Of course, market risk can result from various unknown factors and is a lot more difficult to manage. One type of market risk, is in terms of valuations and it is crucial to make sure this valuation risk is taken into account at the portfolio level.
On Behavioral Bias
We wanted to ask yet another question we ask all fund managers – the role of behavioral bias. For this, Subramaniam simply says, “Of course, we’re all conditioned by the experiences we’ve had in the past.” Then after some thought he explained this further. “I started my career in 1994 and have been conditioned by the long winter from 1994 to 2003, when the market went down 30% or so in 10 years. It has taught me many valuable lessons,” he said.
One of the key lessons it taught was to build a diverse team, that is allowed to speak up and share views freely. Tongue-in-cheek, he says, “experience does make one cynical.” He adds, “Some of the younger people on our team, spark hope, and have a ‘can do, can happen’ attitude.”
“The important aspect here is to realize that as an investor one has to understand and appreciate the art of thinking probabilistically.
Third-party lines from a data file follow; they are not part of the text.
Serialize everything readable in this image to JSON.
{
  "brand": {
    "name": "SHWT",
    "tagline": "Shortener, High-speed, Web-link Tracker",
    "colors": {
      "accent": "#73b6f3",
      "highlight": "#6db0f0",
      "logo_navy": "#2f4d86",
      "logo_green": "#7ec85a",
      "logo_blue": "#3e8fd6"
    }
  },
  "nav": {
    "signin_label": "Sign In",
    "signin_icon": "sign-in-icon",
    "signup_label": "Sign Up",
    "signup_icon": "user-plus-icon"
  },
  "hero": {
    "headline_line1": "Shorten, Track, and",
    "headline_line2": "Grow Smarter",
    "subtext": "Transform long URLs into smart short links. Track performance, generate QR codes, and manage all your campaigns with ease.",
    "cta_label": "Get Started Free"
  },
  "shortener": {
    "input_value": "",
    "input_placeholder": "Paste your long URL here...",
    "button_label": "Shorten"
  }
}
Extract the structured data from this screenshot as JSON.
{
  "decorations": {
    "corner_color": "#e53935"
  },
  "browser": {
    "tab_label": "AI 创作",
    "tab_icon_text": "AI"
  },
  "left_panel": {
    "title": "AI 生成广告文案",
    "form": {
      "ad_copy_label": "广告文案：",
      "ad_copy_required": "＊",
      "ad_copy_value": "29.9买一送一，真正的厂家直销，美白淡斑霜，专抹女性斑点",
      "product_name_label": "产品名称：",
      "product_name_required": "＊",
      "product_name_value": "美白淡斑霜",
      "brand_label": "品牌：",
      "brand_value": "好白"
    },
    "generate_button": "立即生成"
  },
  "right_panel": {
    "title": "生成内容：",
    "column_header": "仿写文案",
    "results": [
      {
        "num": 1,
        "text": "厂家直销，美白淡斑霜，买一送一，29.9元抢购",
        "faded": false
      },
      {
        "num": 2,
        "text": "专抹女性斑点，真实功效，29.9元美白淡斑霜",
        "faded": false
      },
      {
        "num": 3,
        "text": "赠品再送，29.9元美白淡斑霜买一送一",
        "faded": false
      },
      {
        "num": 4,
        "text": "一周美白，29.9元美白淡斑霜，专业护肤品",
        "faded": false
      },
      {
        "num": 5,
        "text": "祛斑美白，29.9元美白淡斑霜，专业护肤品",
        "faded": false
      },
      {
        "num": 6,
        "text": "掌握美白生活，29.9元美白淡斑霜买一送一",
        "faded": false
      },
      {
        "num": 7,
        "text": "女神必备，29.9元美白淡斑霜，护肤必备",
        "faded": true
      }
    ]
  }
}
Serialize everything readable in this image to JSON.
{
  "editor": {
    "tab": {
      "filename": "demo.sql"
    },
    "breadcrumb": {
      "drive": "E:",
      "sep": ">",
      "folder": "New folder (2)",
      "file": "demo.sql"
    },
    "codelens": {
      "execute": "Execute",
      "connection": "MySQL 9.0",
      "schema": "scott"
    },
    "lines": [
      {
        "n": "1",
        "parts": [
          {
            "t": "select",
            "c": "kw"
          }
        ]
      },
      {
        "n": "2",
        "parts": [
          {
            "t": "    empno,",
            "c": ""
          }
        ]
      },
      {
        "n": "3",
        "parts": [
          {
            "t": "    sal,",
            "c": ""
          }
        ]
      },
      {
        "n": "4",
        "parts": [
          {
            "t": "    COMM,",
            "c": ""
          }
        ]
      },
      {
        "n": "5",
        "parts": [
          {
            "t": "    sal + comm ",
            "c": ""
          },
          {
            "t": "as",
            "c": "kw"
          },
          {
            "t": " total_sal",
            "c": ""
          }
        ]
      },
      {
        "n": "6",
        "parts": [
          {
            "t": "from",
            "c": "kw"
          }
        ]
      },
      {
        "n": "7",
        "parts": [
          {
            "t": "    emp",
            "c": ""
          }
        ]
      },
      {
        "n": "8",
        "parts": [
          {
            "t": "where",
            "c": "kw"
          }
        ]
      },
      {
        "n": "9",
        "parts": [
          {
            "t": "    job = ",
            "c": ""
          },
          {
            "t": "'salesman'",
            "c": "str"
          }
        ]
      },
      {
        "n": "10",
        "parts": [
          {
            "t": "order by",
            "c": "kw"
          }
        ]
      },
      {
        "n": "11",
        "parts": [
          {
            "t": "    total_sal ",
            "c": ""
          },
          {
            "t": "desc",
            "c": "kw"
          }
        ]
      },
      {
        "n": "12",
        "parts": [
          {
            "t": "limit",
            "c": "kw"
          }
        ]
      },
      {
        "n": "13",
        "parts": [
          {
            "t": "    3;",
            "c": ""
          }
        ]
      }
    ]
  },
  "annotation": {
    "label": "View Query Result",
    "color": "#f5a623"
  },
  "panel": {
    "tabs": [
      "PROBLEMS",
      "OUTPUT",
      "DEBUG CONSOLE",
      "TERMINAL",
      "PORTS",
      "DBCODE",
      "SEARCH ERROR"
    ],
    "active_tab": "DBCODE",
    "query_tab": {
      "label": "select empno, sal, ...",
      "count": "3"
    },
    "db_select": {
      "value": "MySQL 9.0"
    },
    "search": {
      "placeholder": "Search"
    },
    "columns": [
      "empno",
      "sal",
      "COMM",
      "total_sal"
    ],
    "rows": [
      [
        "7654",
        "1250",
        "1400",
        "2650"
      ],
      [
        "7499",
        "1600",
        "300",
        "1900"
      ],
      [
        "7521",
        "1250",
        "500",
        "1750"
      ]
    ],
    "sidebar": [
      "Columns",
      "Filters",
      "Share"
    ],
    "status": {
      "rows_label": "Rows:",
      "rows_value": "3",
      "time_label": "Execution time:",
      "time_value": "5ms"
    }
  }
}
A set of events can lead to Outcome A and another set of events can lead to Outcome B. Know this, understand this, yet, make your decisions with conviction,” says Subramaniam, on a parting note.
- Reminisces of a Stock Operator by Edwin Lefevre
- Common Stocks and Uncommon Profits by Philip A. Fisher
- Peter Bernstein’s Against the Gods
- Winning the Loser’s Game by Charles Ellis.